3 of a Kind

Every team has them. The unsung heroes. The water carriers, players that do all the donkey work or unglamorous things so that those around them can shine. An essential cog in the wheel of a successful football team if you will. Rangers have had more than a few over the years and I’m not saying these ones are the best. As always, these are the ones I remember for different reasons – good and bad. These are this week’s Three of a Kind.

Alex Cleland

Any player with 125 games for Rangers must be decent, eh? Especially one who plays as many games during the 9-in-a-row team. Signed from Dundee United with his less competent pal Gary Bollan, Cleland was not a marquee signing. And that’s an understatement.

He was, basically, Gary Stevens’ replacement. Think about that for a wee while. Last week I wrote about how high a regard I hold Stevens. Cleland was bought in season 1994-95 after Stevens started having injury problems. Now well into his 30’s he wasn’t quite the player he used to be. Craig Moore, Dave McPherson and Neil Murray were all played out of position as cover until Cleland arrived.

Even now, I couldn’t really tell you what Cleland offered. He had loads of energy at least, often like a dog relentlessly chasing a ball! He was just reliable. Although I was younger at the time, he reminded me of Stuart Munro. Neither players good enough to be international players but just below that level. When you compared Cleland to Davie Robertson on the other side it was night and day. Having said that Robertson only got 3 caps, a modern-day scandal.

My lasting memory of Cleland? Getting an absolute roasting off Alessandro Del Piero in the Champions League in 1995/96 culminating with a red card after 55 minutes. Stephen Wright was bought from Aberdeen the year after Cleland arrived. If Wright hadn’t suffered a cruciate ligament knee injury v Juventus at Ibrox who knows how Cleland’s career would’ve panned out. Thems the breaks, so to speak.

Maurice Edu

Edu was just 22 years old when we signed him from Toronto in 2008. A rare purchase from the American market, yes, I know Toronto isn’t in America but you know what I mean. He looked like a big lad and very athletic. Ideal for the engine room.

He would find games hard to come by at the start of his Rangers career. Barry Ferguson, Pedro Mendes, Kevin Thomson, Brahim Hemdani and Steven Davis all getting in the way. It wasn’t for another couple of seasons that we saw the best of him. I didn’t help rupturing his anterior cruciate ligament, missing almost a year of football as a result. An eventual run of games with Steven Davis in the middle of the park was great testament to his work rate and commitment.

Edu is remembered more positively than Cleland. Why? A 93rd minute winner v Celtic goes a long way in ensuring fan popularity! We could’ve done with Edu during the banter years, it may surprise you that he is still only 32. Seems a lifetime ago now mind.

Claudio Reyna

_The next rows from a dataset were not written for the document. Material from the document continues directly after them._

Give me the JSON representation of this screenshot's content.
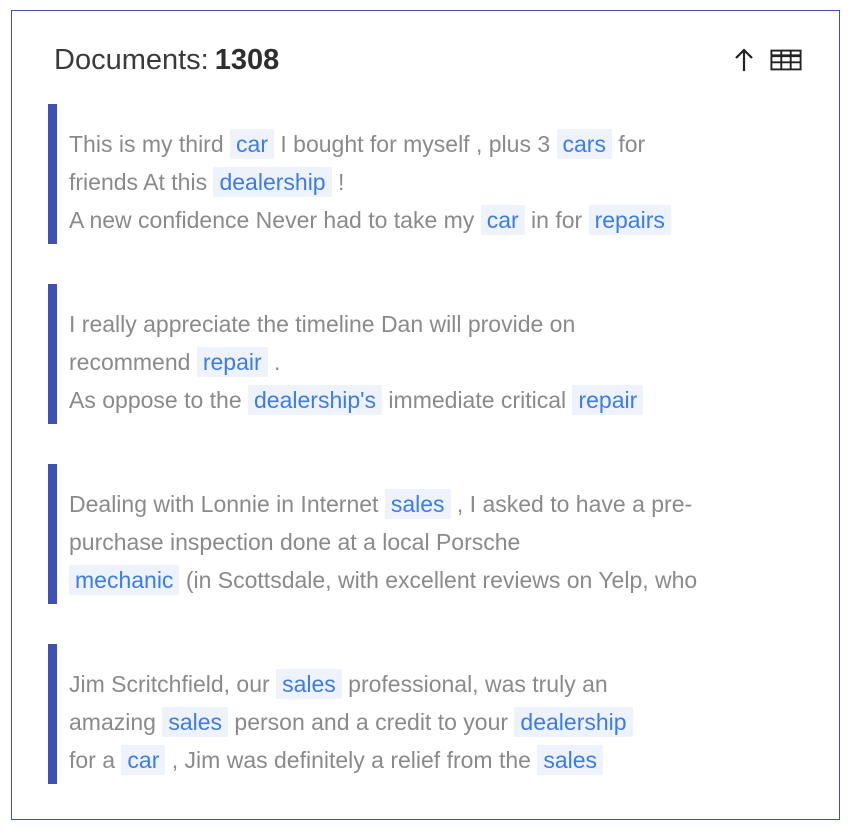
{
  "header": {
    "label": "Documents:",
    "count": "1308",
    "sort_icon": "arrow-up-icon",
    "table_icon": "table-icon"
  },
  "colors": {
    "accent": "#3f51b5",
    "highlight_bg": "#eef3fb",
    "highlight_text": "#3d7ce8",
    "body_text": "#8a8a8a"
  },
  "documents": [
    {
      "lines": [
        [
          {
            "t": "This is my third "
          },
          {
            "t": "car",
            "hl": true
          },
          {
            "t": " I bought for myself , plus 3 "
          },
          {
            "t": "cars",
            "hl": true
          },
          {
            "t": " for"
          }
        ],
        [
          {
            "t": "friends At this "
          },
          {
            "t": "dealership",
            "hl": true
          },
          {
            "t": " !"
          }
        ],
        [
          {
            "t": "A new confidence Never had to take my "
          },
          {
            "t": "car",
            "hl": true
          },
          {
            "t": " in for "
          },
          {
            "t": "repairs",
            "hl": true
          }
        ]
      ]
    },
    {
      "lines": [
        [
          {
            "t": "I really appreciate the timeline Dan will provide on"
          }
        ],
        [
          {
            "t": "recommend "
          },
          {
            "t": "repair",
            "hl": true
          },
          {
            "t": " ."
          }
        ],
        [
          {
            "t": "As oppose to the "
          },
          {
            "t": "dealership's",
            "hl": true
          },
          {
            "t": " immediate critical "
          },
          {
            "t": "repair",
            "hl": true
          }
        ]
      ]
    },
    {
      "lines": [
        [
          {
            "t": "Dealing with Lonnie in Internet "
          },
          {
            "t": "sales",
            "hl": true
          },
          {
            "t": " , I asked to have a pre-"
          }
        ],
        [
          {
            "t": "purchase inspection done at a local Porsche"
          }
        ],
        [
          {
            "t": "mechanic",
            "hl": true
          },
          {
            "t": " (in Scottsdale, with excellent reviews on Yelp, who"
          }
        ]
      ]
    },
    {
      "lines": [
        [
          {
            "t": "Jim Scritchfield, our "
          },
          {
            "t": "sales",
            "hl": true
          },
          {
            "t": " professional, was truly an"
          }
        ],
        [
          {
            "t": "amazing "
          },
          {
            "t": "sales",
            "hl": true
          },
          {
            "t": " person and a credit to your "
          },
          {
            "t": "dealership",
            "hl": true
          }
        ],
        [
          {
            "t": "for a "
          },
          {
            "t": "car",
            "hl": true
          },
          {
            "t": " , Jim was definitely a relief from the "
          },
          {
            "t": "sales",
            "hl": true
          }
        ]
      ]
    }
  ]
}
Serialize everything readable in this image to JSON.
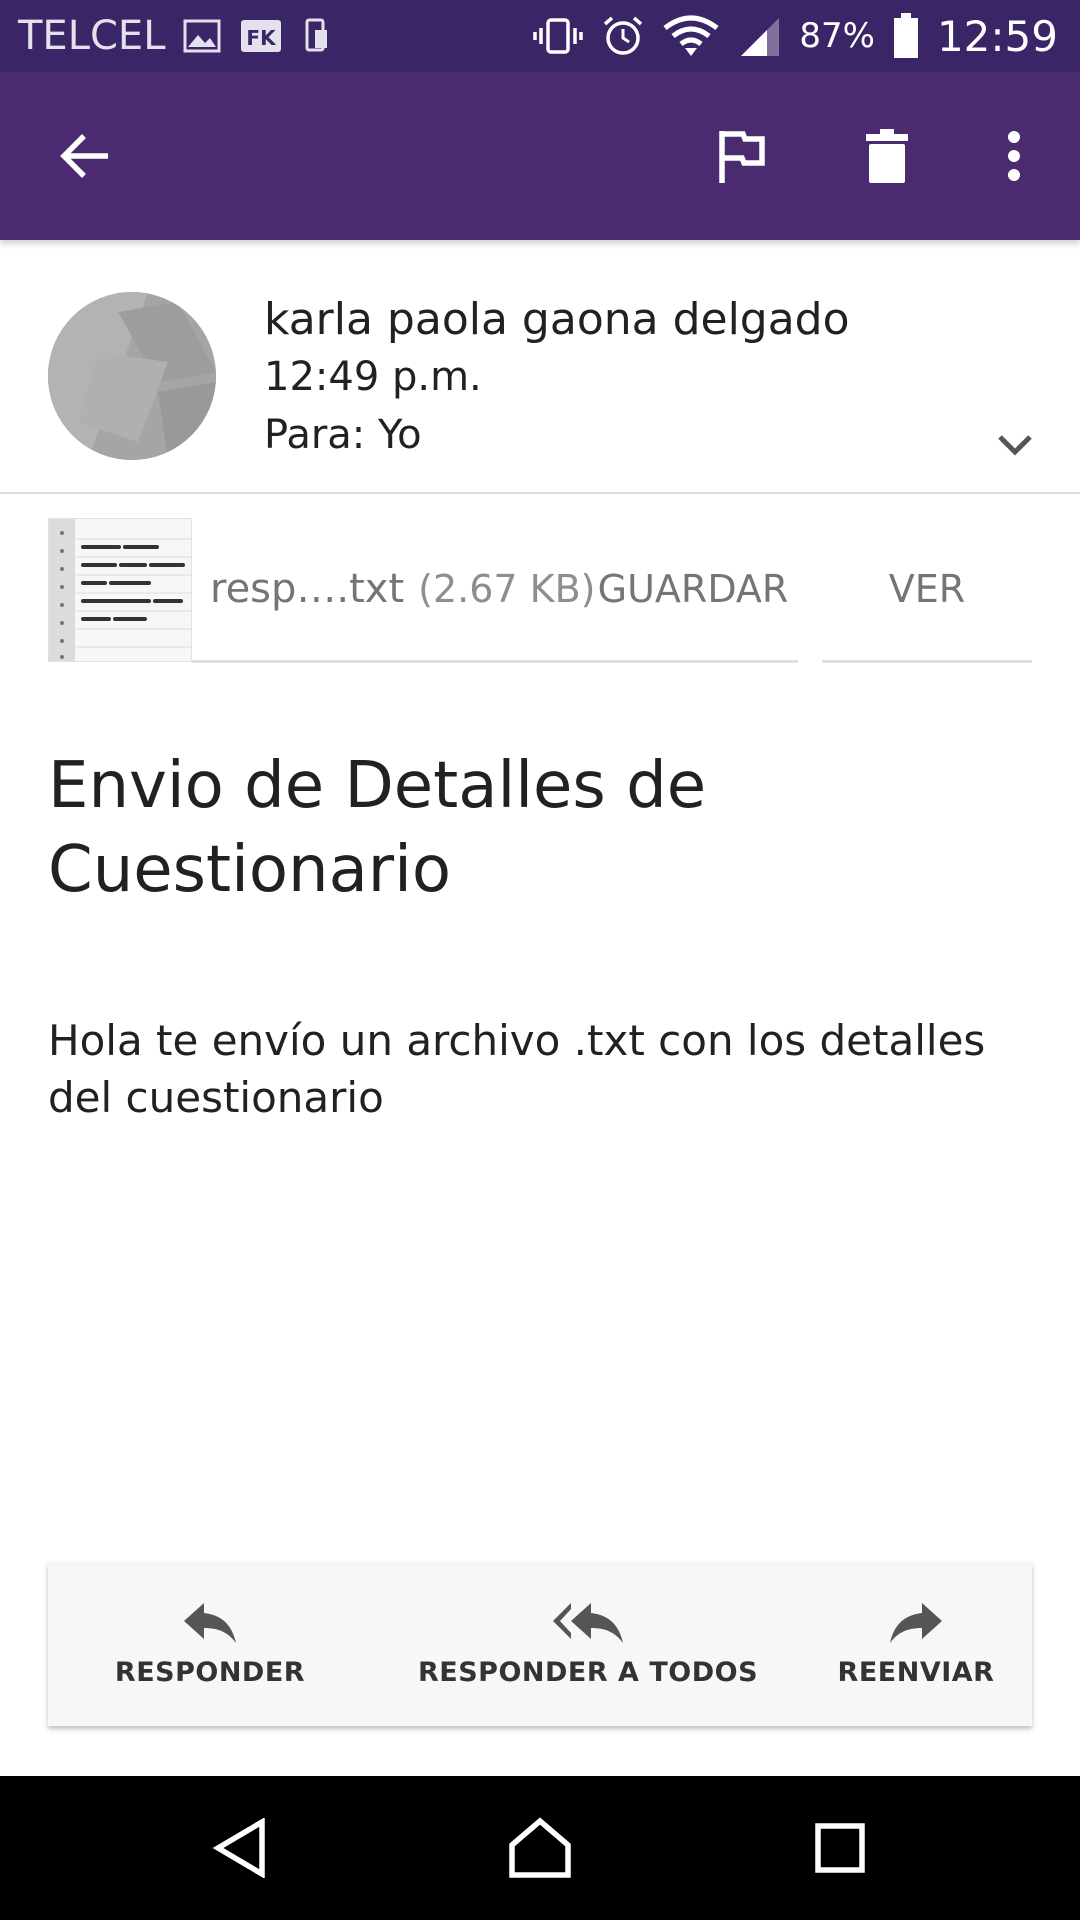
{
  "status_bar": {
    "carrier": "TELCEL",
    "battery_percent": "87%",
    "clock": "12:59",
    "icons": [
      "gallery-icon",
      "fk-app-icon",
      "phone-transfer-icon",
      "vibrate-icon",
      "alarm-icon",
      "wifi-icon",
      "signal-icon",
      "battery-icon"
    ]
  },
  "app_bar": {
    "actions": [
      "back-arrow-icon",
      "flag-icon",
      "delete-icon",
      "more-vert-icon"
    ],
    "color": "#4b2b70"
  },
  "message": {
    "sender_name": "karla paola gaona delgado",
    "time": "12:49 p.m.",
    "to": "Para: Yo",
    "subject": "Envio de Detalles de Cuestionario",
    "body": "Hola te envío un archivo .txt con los detalles del cuestionario"
  },
  "attachment": {
    "name": "resp….txt",
    "size": "(2.67 KB)",
    "save_label": "GUARDAR",
    "view_label": "VER"
  },
  "reply_actions": {
    "reply": "RESPONDER",
    "reply_all": "RESPONDER A TODOS",
    "forward": "REENVIAR"
  },
  "nav_bar": {
    "buttons": [
      "nav-back-icon",
      "nav-home-icon",
      "nav-recents-icon"
    ]
  }
}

Another American midfielder but a totally different type. Reyna was almost Dutch-like in how he played the game. He could play almost anywhere on the park and produce at least a 7/10 performance. Between 1999-2001 Reyna found himself almost filling in when others were injured or unavailable. He would play either in the middle of the park, right back or right midfield.

He was so underrated technically because he suffered by comparison. Barry Ferguson, Jorg Albertz and Giovanni van Bronkhorst were all in their pomp. Tugay Kerimoglu was also in and out of the Rangers team during the same time as Reyna, a true gluttony of riches. He wasn’t (as) flashy as the others, more workmanlike. If they had GPS trackers on players in Reyna’s time, I’ve little doubt he’d cover more than most week-in, week-out.

I loved Reyna because time after time he would be the man that played the pass before the assist. He created the space or opened the defence with a pass for the likes of Neil McCann or Andrei Kanchelskis to burst on to. A true unsung and often undervalued member of Advocaat’s side. If you didn’t the first time around, get onto YouTube and see just how good he was.

Just the six league titles and several cups between them, not bad for a group of unheralded players. As always, I’m sure there are plenty of alternatives, for example, would John Brown make an unsung hero list? I’ll save him for another day, got to be a “cultured hard man” list done at some point.